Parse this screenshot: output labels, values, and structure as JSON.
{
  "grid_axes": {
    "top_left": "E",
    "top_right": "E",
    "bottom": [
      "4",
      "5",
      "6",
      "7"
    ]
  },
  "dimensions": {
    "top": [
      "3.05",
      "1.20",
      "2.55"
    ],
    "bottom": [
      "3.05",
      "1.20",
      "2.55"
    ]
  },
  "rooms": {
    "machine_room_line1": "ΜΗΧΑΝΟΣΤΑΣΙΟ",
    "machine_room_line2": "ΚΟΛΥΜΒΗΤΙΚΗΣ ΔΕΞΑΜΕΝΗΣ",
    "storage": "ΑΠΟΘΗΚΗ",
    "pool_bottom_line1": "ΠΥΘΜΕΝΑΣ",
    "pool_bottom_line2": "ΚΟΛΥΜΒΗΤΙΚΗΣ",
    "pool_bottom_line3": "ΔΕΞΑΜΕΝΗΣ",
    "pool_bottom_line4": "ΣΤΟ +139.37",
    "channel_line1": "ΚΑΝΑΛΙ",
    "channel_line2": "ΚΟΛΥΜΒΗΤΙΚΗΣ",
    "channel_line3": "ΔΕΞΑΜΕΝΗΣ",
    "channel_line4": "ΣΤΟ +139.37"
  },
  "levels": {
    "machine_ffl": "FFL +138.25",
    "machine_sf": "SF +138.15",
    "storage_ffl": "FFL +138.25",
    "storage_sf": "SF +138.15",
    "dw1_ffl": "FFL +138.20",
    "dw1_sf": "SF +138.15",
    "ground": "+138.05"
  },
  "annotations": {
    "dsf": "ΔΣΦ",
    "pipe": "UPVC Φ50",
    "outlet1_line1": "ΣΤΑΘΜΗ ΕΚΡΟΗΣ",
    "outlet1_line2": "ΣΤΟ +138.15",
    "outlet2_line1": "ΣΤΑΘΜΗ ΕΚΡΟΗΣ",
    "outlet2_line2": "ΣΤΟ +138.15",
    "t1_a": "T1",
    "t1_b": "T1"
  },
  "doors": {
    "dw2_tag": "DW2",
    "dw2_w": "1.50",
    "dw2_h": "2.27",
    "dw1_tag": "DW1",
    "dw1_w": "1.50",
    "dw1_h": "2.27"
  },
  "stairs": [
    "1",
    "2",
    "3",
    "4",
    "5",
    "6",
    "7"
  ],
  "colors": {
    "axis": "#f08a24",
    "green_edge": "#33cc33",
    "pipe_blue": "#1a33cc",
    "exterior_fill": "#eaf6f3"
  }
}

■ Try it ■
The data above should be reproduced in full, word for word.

■ Problem solution ■
Parse this screenshot: output labels, values, and structure as JSON.
{
  "grid_axes": {
    "top_left": "E",
    "top_right": "E",
    "bottom": [
      "4",
      "5",
      "6",
      "7"
    ]
  },
  "dimensions": {
    "top": [
      "3.05",
      "1.20",
      "2.55"
    ],
    "bottom": [
      "3.05",
      "1.20",
      "2.55"
    ]
  },
  "rooms": {
    "machine_room_line1": "ΜΗΧΑΝΟΣΤΑΣΙΟ",
    "machine_room_line2": "ΚΟΛΥΜΒΗΤΙΚΗΣ ΔΕΞΑΜΕΝΗΣ",
    "storage": "ΑΠΟΘΗΚΗ",
    "pool_bottom_line1": "ΠΥΘΜΕΝΑΣ",
    "pool_bottom_line2": "ΚΟΛΥΜΒΗΤΙΚΗΣ",
    "pool_bottom_line3": "ΔΕΞΑΜΕΝΗΣ",
    "pool_bottom_line4": "ΣΤΟ +139.37",
    "channel_line1": "ΚΑΝΑΛΙ",
    "channel_line2": "ΚΟΛΥΜΒΗΤΙΚΗΣ",
    "channel_line3": "ΔΕΞΑΜΕΝΗΣ",
    "channel_line4": "ΣΤΟ +139.37"
  },
  "levels": {
    "machine_ffl": "FFL +138.25",
    "machine_sf": "SF +138.15",
    "storage_ffl": "FFL +138.25",
    "storage_sf": "SF +138.15",
    "dw1_ffl": "FFL +138.20",
    "dw1_sf": "SF +138.15",
    "ground": "+138.05"
  },
  "annotations": {
    "dsf": "ΔΣΦ",
    "pipe": "UPVC Φ50",
    "outlet1_line1": "ΣΤΑΘΜΗ ΕΚΡΟΗΣ",
    "outlet1_line2": "ΣΤΟ +138.15",
    "outlet2_line1": "ΣΤΑΘΜΗ ΕΚΡΟΗΣ",
    "outlet2_line2": "ΣΤΟ +138.15",
    "t1_a": "T1",
    "t1_b": "T1"
  },
  "doors": {
    "dw2_tag": "DW2",
    "dw2_w": "1.50",
    "dw2_h": "2.27",
    "dw1_tag": "DW1",
    "dw1_w": "1.50",
    "dw1_h": "2.27"
  },
  "stairs": [
    "1",
    "2",
    "3",
    "4",
    "5",
    "6",
    "7"
  ],
  "colors": {
    "axis": "#f08a24",
    "green_edge": "#33cc33",
    "pipe_blue": "#1a33cc",
    "exterior_fill": "#eaf6f3"
  }
}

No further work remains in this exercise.